This week, I hosted an Eclipse DemoCamp at the Red Hat office in Toronto. Details about it can be found at http://wiki.eclipse.org/Eclipse_DemoCamps_November_2012/Toronto.

It’s my second time hosting one of these events, and I would have to say it’s always a fun thing for me to organize. Getting to see people interested in the Eclipse IDE present/listen/comment on the state of things is always a positive experience, and as a committer it definitely offers some motivation. In addition it was a great opportunity to present about some new features for the release of the Linux Tools Project.

Elliot Baron also gave a presentation of some of his work to bring the Thermostat GUI client to the Eclipse IDE as a plugin.

Andrew Ross gave a talk on CBI and how it’s being used to build the Eclipse platform. If you’re interested in trying this out for yourself, there are some great instructions here. It can pretty much all be done with 3 commands!

Brian De Alwis presented on tiling editors using the e4 model. In addition he demonstrated how one can easily customize the look and feel of Eclipse applications with just a little CSS. I haven’t looked too much into e4, or how its model compares with the old 3.x approach, but I’m interested to see if it can be used to make life easier for UI testing. Maybe SWTBot can take advantage of some of these features?

Sami Wagialla gave a presentation on the Eclipse SystemTap plugin and how it makes life easier for writing scripts. My biggest issue with SystemTap scripting in the past was having to look up particular tapsets to figure out which variables were available in a probe’s context. The Eclipse plugin makes this information readily available through auto-completion.

The DemoCamp ended with a change of venue to the Fox & Firkin bar across the street for some refreshments.

Keeping it Classy

If you’re like me, and developing/maintaining Eclipse plugins, you’ve probably grown accustomed to looking up various classes that are a part of the Eclipse platform.

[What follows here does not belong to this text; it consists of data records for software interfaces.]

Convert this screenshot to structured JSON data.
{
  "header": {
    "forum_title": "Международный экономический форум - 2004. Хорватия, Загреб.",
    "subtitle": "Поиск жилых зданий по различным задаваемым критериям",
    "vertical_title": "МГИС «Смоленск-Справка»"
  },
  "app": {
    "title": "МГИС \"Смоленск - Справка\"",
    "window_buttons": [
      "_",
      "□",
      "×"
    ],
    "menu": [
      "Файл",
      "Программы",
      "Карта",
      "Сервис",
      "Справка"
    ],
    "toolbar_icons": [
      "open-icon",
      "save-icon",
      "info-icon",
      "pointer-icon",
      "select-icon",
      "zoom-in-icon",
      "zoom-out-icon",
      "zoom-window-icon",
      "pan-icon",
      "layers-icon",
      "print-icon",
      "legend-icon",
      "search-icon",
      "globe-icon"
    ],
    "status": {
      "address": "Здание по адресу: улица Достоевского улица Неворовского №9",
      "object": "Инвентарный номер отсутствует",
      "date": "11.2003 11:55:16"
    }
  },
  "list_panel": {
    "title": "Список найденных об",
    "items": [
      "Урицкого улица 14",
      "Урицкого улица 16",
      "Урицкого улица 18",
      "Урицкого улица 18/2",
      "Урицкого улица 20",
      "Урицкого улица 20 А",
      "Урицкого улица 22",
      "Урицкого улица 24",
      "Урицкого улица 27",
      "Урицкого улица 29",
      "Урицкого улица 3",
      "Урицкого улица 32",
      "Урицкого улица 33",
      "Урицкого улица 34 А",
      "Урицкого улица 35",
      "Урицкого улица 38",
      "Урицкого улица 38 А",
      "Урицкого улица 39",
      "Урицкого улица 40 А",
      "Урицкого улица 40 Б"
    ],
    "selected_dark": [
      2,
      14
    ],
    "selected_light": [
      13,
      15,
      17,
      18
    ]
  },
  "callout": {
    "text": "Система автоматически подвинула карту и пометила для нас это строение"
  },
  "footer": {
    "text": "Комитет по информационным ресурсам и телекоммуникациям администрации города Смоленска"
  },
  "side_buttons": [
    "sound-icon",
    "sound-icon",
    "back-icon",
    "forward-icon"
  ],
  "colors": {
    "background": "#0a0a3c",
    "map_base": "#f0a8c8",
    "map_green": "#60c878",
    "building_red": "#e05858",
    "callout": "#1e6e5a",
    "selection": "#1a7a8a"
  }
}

Imagine my surprise when I started using a fresh version of Juno and saw this as I tried to open up the Type Hierarchy :

Ok, so maybe I haven’t got any projects in the workspace, but that shouldn’t mean I can’t at least browse around. If you create a plug-in project, you’ll still only get access to the Eclipse platform classes that are referenced by your project (and their dependencies it seems). I guess this explains why I never .. ever had to deal with this issue. I almost always have a bunch of plugin projects ready, and loaded before doing any kind of source browsing. As a result, the set of dependencies was large enough that it probably looked like I had the full platform’s sources available for viewing.

I guess that’s better than nothing, but what if you want to the comfort of knowing you’ve got the Eclipse platform’s classes at the ready for your viewing pleasure?

Not too long ago a colleague of mine had a similar problem, and shared the solution. They were having problems accessing a class that they knew was part of the Eclipse platform. From what I recall, it was referenced in another class that was viewable, but the source was not browsable. Either way, the solution was this :

So provided you have your target platform set, you’ll want to select the “Include all plugins from target in Java search” option. If your target platform isn’t set for some reason, just go to Windows -> Preferences -> Plug-in Development -> Target Platform, and add one based on the currently running platform, which should be the default option.

Once that’s done, you’ll have to apply the changes, and wait just a bit for the classes to be indexed. After that you’ll finally be able to browse all the platform sources regardless of the contents in your workspace.